The duo later put the movie on the prime of their checklist for the worst movie of 1987, above such different candidates as Invoice Cosby’s legendary catastrophe Leonard Half VI and Sylvester Stallone’s arm-wrestling epic Over the High. “This was a [big budget] comedy that hardly made enough money to pay for its advertising,” stated Ebert, taking one final shot on the price ticket. “But I wouldn’t have even objected to the budget so much if this had contained at least a few forlorn funny moments.”
Critics weren’t the one ones who had a subject day ridiculing Might, Beatty and Hoffman. Cartoonist Gary Larson drew a Far Aspect comedian the place Hell’s lone video retailer solely has VHS copies of Ishtar in inventory. David Letterman devoted a whole Late Evening phase to poking enjoyable on the pre-release silence surrounding the film, imagining what a theoretical interview with Hoffman and Beatty — who he claimed declined to look on the present — would possibly appear to be. The movie additionally turned a go-to gag on all the things from The Golden Women to The Simpsons, successfully enshrining it within the pop-culture consciousness as a synonym for “disaster.”
Thirty-five years later, although, many are singing a unique tune about Ishtar. The film’s fame has undergone an in depth rehabilitation as movies like Waterworld, The Lone Ranger and, most lately, Cats have supplanted its place as high-profile examples of costly Hollywood boondoggles. Longtime followers — together with outstanding critics like Richard Brody and such administrators as Martin Scorsese, Quentin Tarantino and Edgar Wright — have been extra vocal of their reward, and as new viewers sit down and watch the movie behind the punchline, they’ve come away charmed. That was definitely the case with Larson, who later apologized for making Ishtar the butt of a Far Aspect joke.
“When I drew [the cartoon], I had not actually seen Ishtar,” he defined within the 2003 introduction to The Full Far Aspect. “Years later, I saw it on an airplane and was stunned at what was happening to me: I was actually being entertained.

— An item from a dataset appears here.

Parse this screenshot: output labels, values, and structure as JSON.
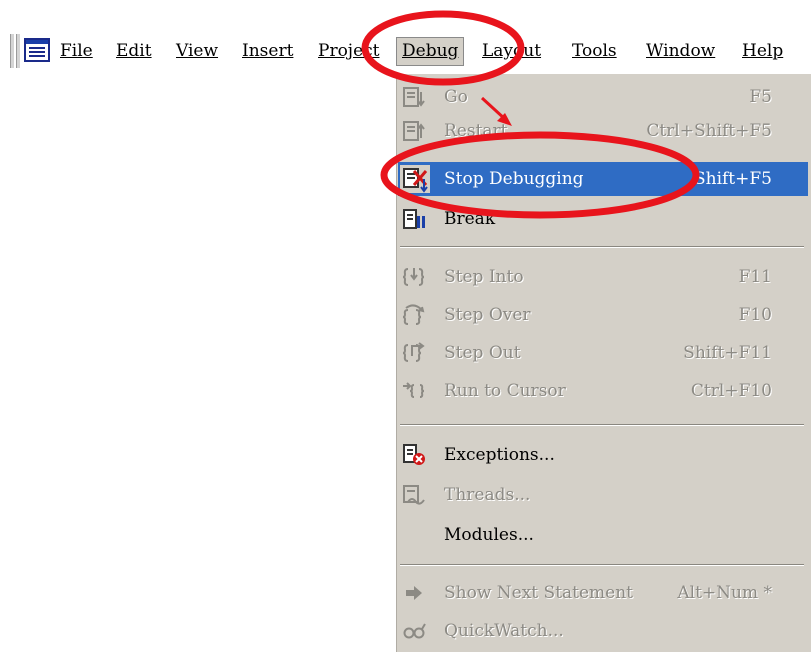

Sure, maybe it’s not the greatest film ever made, but my cartoon was way off the mark.”
Lately, Ishtar has recurrently performed the repertory circuit alongside Might’s earlier comedies, together with A New Leaf and The Heartbreak Child, a potent reminder that the notoriety surrounding the film robbed her of the chance to direct one other movie. Whereas she does not usually focus on Ishtar in interviews, Might has prompt that Columbia executives harm her filmmaking profession by not taking a firmer hand in countering the unhealthy press round its price range. And as others have famous, feminine filmmakers usually pay a better price for dear disappointments than their male counterparts — simply ask Karyn Kusama or Mimi Leder.

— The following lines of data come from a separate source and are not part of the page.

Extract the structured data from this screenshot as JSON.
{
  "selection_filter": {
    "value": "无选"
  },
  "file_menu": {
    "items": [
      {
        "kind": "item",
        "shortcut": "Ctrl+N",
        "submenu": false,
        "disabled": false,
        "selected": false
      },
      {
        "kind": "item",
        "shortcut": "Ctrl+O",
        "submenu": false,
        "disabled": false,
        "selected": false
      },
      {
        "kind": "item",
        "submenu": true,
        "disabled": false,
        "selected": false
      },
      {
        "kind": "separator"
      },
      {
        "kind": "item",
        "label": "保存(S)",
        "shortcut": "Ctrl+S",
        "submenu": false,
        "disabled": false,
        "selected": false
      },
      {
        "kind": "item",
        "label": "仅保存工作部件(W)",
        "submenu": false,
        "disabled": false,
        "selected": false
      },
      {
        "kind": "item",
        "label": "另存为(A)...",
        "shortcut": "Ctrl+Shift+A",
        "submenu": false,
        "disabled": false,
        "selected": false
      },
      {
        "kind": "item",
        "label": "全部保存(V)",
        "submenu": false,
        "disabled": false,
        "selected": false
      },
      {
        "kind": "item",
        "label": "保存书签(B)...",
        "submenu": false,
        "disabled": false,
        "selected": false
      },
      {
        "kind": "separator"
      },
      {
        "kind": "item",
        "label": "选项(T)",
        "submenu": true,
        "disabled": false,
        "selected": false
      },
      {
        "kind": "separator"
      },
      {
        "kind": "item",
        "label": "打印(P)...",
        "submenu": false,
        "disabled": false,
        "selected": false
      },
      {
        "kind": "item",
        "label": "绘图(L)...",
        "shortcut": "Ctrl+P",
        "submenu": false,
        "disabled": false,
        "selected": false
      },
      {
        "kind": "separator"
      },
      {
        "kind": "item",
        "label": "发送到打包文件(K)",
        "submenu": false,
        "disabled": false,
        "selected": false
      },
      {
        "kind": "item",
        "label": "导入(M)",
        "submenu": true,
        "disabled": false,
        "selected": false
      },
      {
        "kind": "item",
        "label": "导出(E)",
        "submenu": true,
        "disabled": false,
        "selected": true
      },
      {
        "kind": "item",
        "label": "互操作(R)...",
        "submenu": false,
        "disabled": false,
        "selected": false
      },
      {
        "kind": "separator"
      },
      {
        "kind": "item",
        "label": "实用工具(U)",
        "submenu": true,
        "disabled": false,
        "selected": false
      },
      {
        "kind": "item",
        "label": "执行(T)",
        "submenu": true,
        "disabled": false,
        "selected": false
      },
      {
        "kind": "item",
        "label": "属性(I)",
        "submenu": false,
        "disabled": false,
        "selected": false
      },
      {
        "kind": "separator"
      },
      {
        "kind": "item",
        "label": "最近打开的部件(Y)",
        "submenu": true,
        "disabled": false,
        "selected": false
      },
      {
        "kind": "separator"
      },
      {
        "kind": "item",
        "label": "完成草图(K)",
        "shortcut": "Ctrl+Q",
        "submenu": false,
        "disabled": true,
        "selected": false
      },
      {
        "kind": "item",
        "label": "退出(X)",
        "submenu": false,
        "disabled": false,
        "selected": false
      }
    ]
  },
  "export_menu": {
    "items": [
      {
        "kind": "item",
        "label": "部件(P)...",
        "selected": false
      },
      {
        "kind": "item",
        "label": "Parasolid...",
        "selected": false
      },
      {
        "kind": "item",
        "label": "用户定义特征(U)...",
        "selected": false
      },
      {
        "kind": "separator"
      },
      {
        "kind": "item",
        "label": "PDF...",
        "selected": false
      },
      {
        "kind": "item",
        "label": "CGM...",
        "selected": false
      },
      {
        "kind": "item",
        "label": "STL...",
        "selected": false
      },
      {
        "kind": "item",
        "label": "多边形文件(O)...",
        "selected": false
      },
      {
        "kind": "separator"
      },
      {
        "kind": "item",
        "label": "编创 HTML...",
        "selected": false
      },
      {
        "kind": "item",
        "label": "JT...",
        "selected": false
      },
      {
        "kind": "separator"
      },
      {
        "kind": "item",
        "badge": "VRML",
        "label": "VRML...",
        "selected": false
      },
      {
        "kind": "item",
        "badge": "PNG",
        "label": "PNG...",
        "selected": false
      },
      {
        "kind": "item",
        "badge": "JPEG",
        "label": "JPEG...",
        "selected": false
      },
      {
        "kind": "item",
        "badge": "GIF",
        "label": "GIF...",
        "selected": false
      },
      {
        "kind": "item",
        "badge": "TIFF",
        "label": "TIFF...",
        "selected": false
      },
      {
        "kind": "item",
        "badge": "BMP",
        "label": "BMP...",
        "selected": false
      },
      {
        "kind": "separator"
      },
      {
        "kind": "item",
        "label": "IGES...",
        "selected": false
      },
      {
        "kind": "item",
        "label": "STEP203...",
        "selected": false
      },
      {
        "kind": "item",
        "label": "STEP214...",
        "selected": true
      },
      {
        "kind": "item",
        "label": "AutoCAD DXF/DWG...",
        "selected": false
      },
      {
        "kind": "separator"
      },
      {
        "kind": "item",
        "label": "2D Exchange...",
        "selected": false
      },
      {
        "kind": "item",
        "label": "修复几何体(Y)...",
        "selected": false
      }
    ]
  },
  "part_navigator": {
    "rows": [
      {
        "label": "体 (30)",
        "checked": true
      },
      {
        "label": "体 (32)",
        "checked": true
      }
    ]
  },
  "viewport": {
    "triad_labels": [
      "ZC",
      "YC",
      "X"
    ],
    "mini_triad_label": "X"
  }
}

Fortuitously, Might has discovered continued success as a author and performer, penning the screenplays for The Birdcage and Major Colours — each of which have been directed by her former comedy companion, Mike Nichols — and profitable her first Tony Award in 2019 for her star flip in Kenneth Lonergan’s The Waverly Gallery. And though Hoffman spilled his soiled laundry on the movie to Biskind, he nonetheless admits that he’d make Ishtar once more for the possibility to collaborate along with her. “There’s a spine to it: isn’t it better to spend a lifetime being second-rate at what you’re passionate about, what you love, than be first-rate without a soul?” he stated. “That’s magnificent, and that’s what Elaine was after. I’d do it again. I just wish it had been worked out better.”
Ishtar is at the moment out there for hire or buy on most VOD providers, together with Amazon.